╭─ Data supplied

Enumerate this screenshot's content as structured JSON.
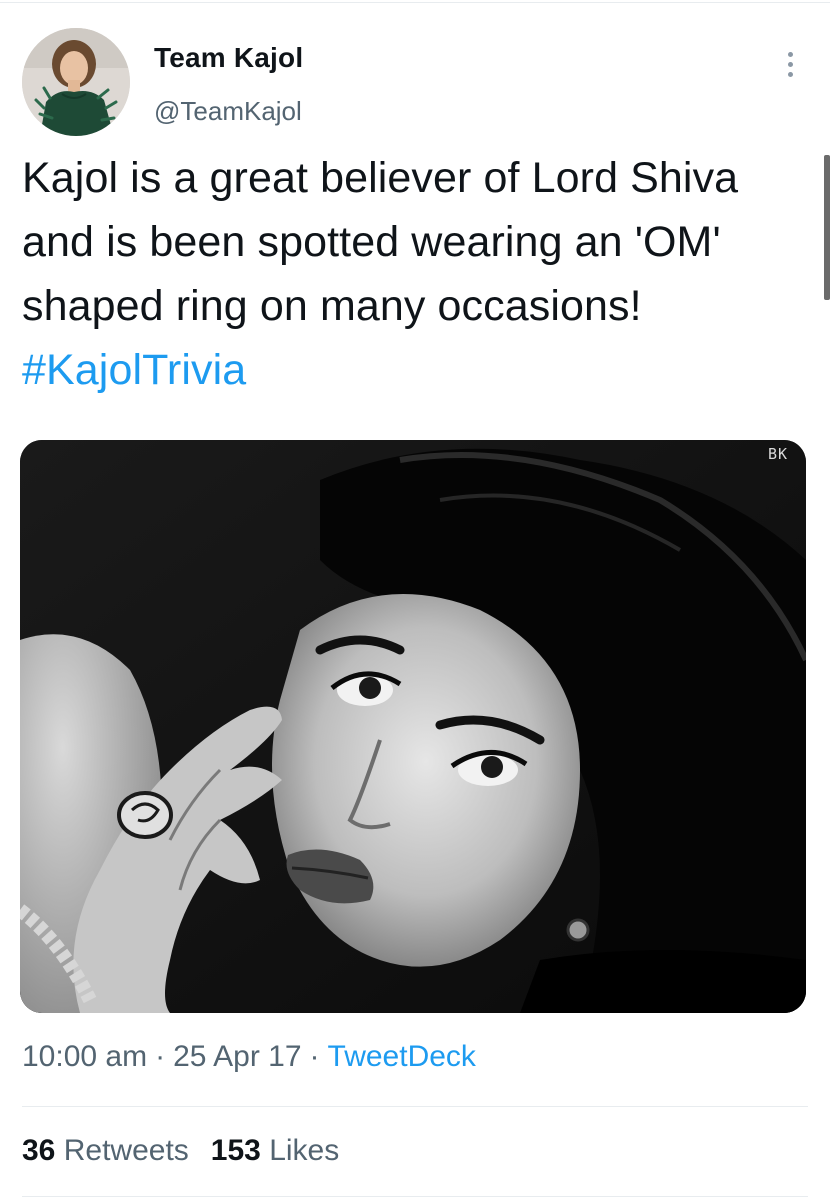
{
  "author": {
    "display_name": "Team Kajol",
    "handle": "@TeamKajol",
    "avatar_icon": "profile-avatar"
  },
  "more_icon": "more-vertical-icon",
  "tweet": {
    "text": "Kajol is a great believer of Lord Shiva and is been spotted wearing an 'OM' shaped ring on many occasions! ",
    "hashtag": "#KajolTrivia"
  },
  "media": {
    "watermark": "BK"
  },
  "meta": {
    "time": "10:00 am",
    "date": "25 Apr 17",
    "separator": "·",
    "source": "TweetDeck"
  },
  "stats": {
    "retweets_count": "36",
    "retweets_label": "Retweets",
    "likes_count": "153",
    "likes_label": "Likes"
  },
  "colors": {
    "accent": "#1d9bf0",
    "text_primary": "#0f1419",
    "text_secondary": "#536471",
    "divider": "#e8ecef"
  }
}
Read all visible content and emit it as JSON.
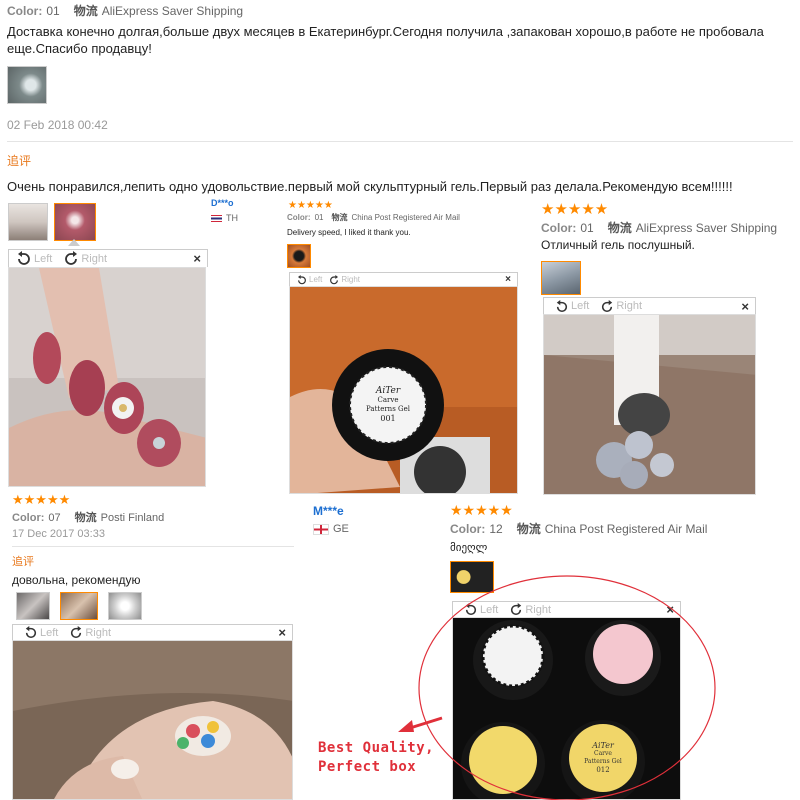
{
  "labels": {
    "color": "Color:",
    "logistics": "物流",
    "followup": "追评",
    "rotate_left": "Left",
    "rotate_right": "Right",
    "close": "×"
  },
  "review_top": {
    "color_value": "01",
    "shipping": "AliExpress Saver Shipping",
    "text": "Доставка конечно долгая,больше двух месяцев в Екатеринбург.Сегодня получила ,запакован хорошо,в работе не пробовала еще.Спасибо продавцу!",
    "date": "02 Feb 2018 00:42",
    "followup_text": "Очень понравился,лепить одно удовольствие.первый мой скульптурный гель.Первый раз делала.Рекомендую всем!!!!!!"
  },
  "review_finland": {
    "stars": "★★★★★",
    "color_value": "07",
    "shipping": "Posti Finland",
    "date": "17 Dec 2017 03:33",
    "followup_text": "довольна, рекомендую"
  },
  "review_th": {
    "user": "D***o",
    "country": "TH",
    "stars": "★★★★★",
    "color_value": "01",
    "shipping": "China Post Registered Air Mail",
    "text": "Delivery speed, I liked it thank you.",
    "product_label_1": "AiTer",
    "product_label_2": "Carve",
    "product_label_3": "Patterns Gel",
    "product_label_4": "001"
  },
  "review_right": {
    "stars": "★★★★★",
    "color_value": "01",
    "shipping": "AliExpress Saver Shipping",
    "text": "Отличный гель послушный."
  },
  "review_ge": {
    "user": "M***e",
    "country": "GE",
    "stars": "★★★★★",
    "color_value": "12",
    "shipping": "China Post Registered Air Mail",
    "text": "მიეღლ"
  },
  "promo": {
    "line1": "Best Quality,",
    "line2": "Perfect box",
    "jar_label_top_left": "",
    "jar_label_bottom_1": "AiTer",
    "jar_label_bottom_2": "Carve",
    "jar_label_bottom_3": "Patterns Gel",
    "jar_label_bottom_4": "012"
  },
  "colors": {
    "accent_orange": "#ff8a00",
    "followup_orange": "#e8781c",
    "user_blue": "#1d6fd1",
    "promo_red": "#e0303a"
  }
}
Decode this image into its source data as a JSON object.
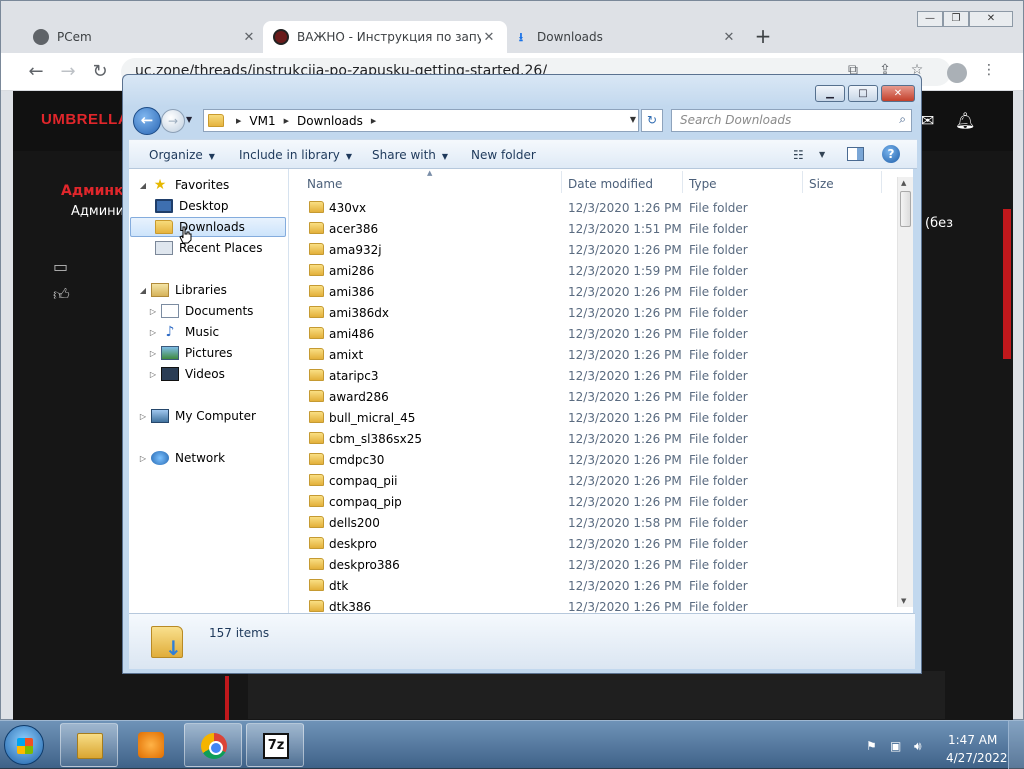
{
  "chrome": {
    "tabs": [
      {
        "title": "PCem",
        "close": "✕"
      },
      {
        "title": "ВАЖНО - Инструкция по запуску",
        "close": "✕"
      },
      {
        "title": "Downloads",
        "close": "✕"
      }
    ],
    "new_tab": "+",
    "window_controls": {
      "minimize": "—",
      "maximize": "❐",
      "close": "✕"
    },
    "url": "uc.zone/threads/instrukcija-po-zapusku-getting-started.26/",
    "site": {
      "logo": "UMBRELLA",
      "user_name_red": "Админко",
      "user_role": "Админис",
      "side_text": "(без"
    }
  },
  "explorer": {
    "breadcrumb": [
      "VM1",
      "Downloads"
    ],
    "search_placeholder": "Search Downloads",
    "commands": {
      "organize": "Organize",
      "include_in_library": "Include in library",
      "share_with": "Share with",
      "new_folder": "New folder"
    },
    "nav": {
      "favorites": "Favorites",
      "desktop": "Desktop",
      "downloads": "Downloads",
      "recent_places": "Recent Places",
      "libraries": "Libraries",
      "documents": "Documents",
      "music": "Music",
      "pictures": "Pictures",
      "videos": "Videos",
      "my_computer": "My Computer",
      "network": "Network"
    },
    "columns": {
      "name": "Name",
      "date": "Date modified",
      "type": "Type",
      "size": "Size"
    },
    "files": [
      {
        "name": "430vx",
        "date": "12/3/2020 1:26 PM",
        "type": "File folder"
      },
      {
        "name": "acer386",
        "date": "12/3/2020 1:51 PM",
        "type": "File folder"
      },
      {
        "name": "ama932j",
        "date": "12/3/2020 1:26 PM",
        "type": "File folder"
      },
      {
        "name": "ami286",
        "date": "12/3/2020 1:59 PM",
        "type": "File folder"
      },
      {
        "name": "ami386",
        "date": "12/3/2020 1:26 PM",
        "type": "File folder"
      },
      {
        "name": "ami386dx",
        "date": "12/3/2020 1:26 PM",
        "type": "File folder"
      },
      {
        "name": "ami486",
        "date": "12/3/2020 1:26 PM",
        "type": "File folder"
      },
      {
        "name": "amixt",
        "date": "12/3/2020 1:26 PM",
        "type": "File folder"
      },
      {
        "name": "ataripc3",
        "date": "12/3/2020 1:26 PM",
        "type": "File folder"
      },
      {
        "name": "award286",
        "date": "12/3/2020 1:26 PM",
        "type": "File folder"
      },
      {
        "name": "bull_micral_45",
        "date": "12/3/2020 1:26 PM",
        "type": "File folder"
      },
      {
        "name": "cbm_sl386sx25",
        "date": "12/3/2020 1:26 PM",
        "type": "File folder"
      },
      {
        "name": "cmdpc30",
        "date": "12/3/2020 1:26 PM",
        "type": "File folder"
      },
      {
        "name": "compaq_pii",
        "date": "12/3/2020 1:26 PM",
        "type": "File folder"
      },
      {
        "name": "compaq_pip",
        "date": "12/3/2020 1:26 PM",
        "type": "File folder"
      },
      {
        "name": "dells200",
        "date": "12/3/2020 1:58 PM",
        "type": "File folder"
      },
      {
        "name": "deskpro",
        "date": "12/3/2020 1:26 PM",
        "type": "File folder"
      },
      {
        "name": "deskpro386",
        "date": "12/3/2020 1:26 PM",
        "type": "File folder"
      },
      {
        "name": "dtk",
        "date": "12/3/2020 1:26 PM",
        "type": "File folder"
      },
      {
        "name": "dtk386",
        "date": "12/3/2020 1:26 PM",
        "type": "File folder"
      }
    ],
    "status": "157 items"
  },
  "taskbar": {
    "seven_zip_label": "7z",
    "time": "1:47 AM",
    "date": "4/27/2022"
  }
}
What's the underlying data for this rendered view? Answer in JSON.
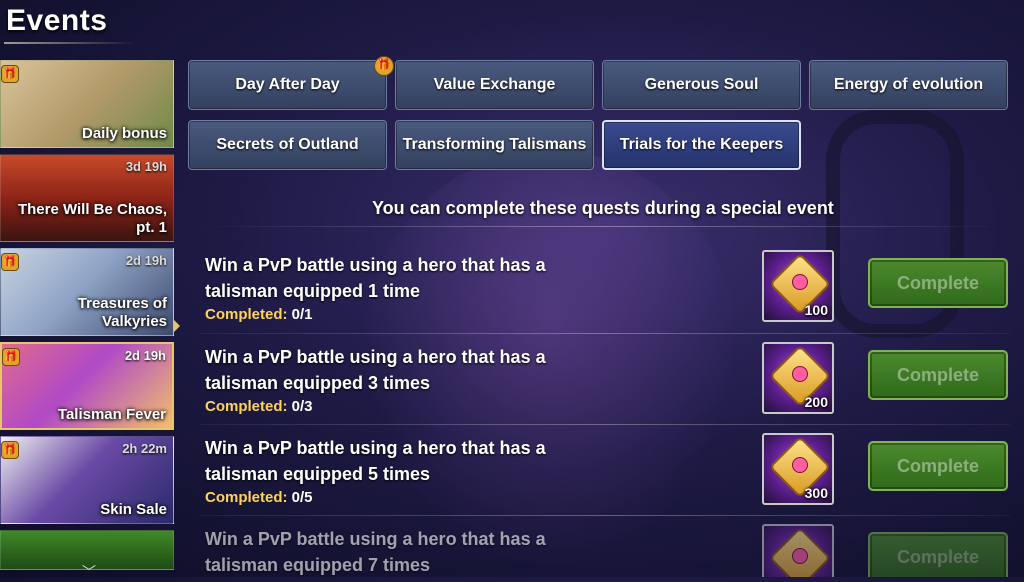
{
  "header": {
    "title": "Events"
  },
  "sidebar": {
    "items": [
      {
        "label": "Daily bonus",
        "timer": "",
        "gift": true
      },
      {
        "label": "There Will Be Chaos, pt. 1",
        "timer": "3d 19h",
        "gift": false
      },
      {
        "label": "Treasures of Valkyries",
        "timer": "2d 19h",
        "gift": true
      },
      {
        "label": "Talisman Fever",
        "timer": "2d 19h",
        "gift": true,
        "active": true
      },
      {
        "label": "Skin Sale",
        "timer": "2h 22m",
        "gift": true
      },
      {
        "label": "",
        "timer": "",
        "gift": false
      }
    ]
  },
  "tabs": [
    {
      "label": "Day After Day"
    },
    {
      "label": "Value Exchange"
    },
    {
      "label": "Generous Soul"
    },
    {
      "label": "Energy of evolution"
    },
    {
      "label": "Secrets of Outland"
    },
    {
      "label": "Transforming Talismans"
    },
    {
      "label": "Trials for the Keepers",
      "active": true
    }
  ],
  "main": {
    "subtitle": "You can complete these quests during a special event",
    "completed_label": "Completed:",
    "complete_button": "Complete",
    "quests": [
      {
        "line1": "Win a PvP battle using a hero that has a",
        "line2": "talisman equipped 1 time",
        "progress": "0/1",
        "reward": "100"
      },
      {
        "line1": "Win a PvP battle using a hero that has a",
        "line2": "talisman equipped 3 times",
        "progress": "0/3",
        "reward": "200"
      },
      {
        "line1": "Win a PvP battle using a hero that has a",
        "line2": "talisman equipped 5 times",
        "progress": "0/5",
        "reward": "300"
      },
      {
        "line1": "Win a PvP battle using a hero that has a",
        "line2": "talisman equipped 7 times",
        "progress": "",
        "reward": ""
      }
    ]
  },
  "icons": {
    "gift": "gift-icon",
    "scroll": "chevron-down-icon",
    "reward": "talisman-chest-icon"
  }
}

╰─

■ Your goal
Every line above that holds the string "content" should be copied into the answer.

■ Solution to this problem
Enumerate this screenshot's content as structured JSON.
Read all visible content and emit it as JSON.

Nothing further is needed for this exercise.